WHAT THIS TASK INVOLVES — Copy all lines containing the string "count" from the records below.

INPUT FOR THIS TASK —

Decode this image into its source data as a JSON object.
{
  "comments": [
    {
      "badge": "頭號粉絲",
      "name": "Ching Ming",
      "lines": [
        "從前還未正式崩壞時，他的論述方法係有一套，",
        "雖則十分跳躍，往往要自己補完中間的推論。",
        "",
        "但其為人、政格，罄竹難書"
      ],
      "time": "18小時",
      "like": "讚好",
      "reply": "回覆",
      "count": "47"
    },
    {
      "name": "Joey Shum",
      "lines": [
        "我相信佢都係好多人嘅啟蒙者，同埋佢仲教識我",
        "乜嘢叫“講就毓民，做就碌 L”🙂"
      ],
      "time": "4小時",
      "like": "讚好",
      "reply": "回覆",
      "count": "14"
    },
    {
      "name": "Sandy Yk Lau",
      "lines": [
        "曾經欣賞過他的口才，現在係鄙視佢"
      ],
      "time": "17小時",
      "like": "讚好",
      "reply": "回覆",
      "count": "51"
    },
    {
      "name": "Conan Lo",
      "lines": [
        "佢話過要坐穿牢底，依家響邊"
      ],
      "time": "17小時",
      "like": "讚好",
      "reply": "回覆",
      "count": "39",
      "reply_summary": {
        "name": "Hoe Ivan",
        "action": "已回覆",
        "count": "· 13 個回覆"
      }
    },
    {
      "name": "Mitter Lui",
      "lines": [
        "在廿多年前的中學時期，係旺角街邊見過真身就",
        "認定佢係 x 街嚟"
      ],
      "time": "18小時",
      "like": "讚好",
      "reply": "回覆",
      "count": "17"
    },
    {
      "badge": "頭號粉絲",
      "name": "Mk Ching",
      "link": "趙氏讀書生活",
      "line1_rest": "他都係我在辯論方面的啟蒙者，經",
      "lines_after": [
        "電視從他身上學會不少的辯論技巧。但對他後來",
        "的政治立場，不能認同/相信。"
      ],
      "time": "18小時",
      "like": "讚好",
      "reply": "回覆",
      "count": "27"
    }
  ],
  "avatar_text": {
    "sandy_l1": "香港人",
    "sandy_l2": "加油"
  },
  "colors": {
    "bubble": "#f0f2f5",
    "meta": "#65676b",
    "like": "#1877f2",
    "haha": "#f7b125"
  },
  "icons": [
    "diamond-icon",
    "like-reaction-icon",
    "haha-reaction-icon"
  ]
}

SOLVED EXERCISE —
      "count": "47"
      "count": "14"
      "count": "51"
      "count": "39",
        "count": "· 13 個回覆"
      "count": "17"
      "count": "27"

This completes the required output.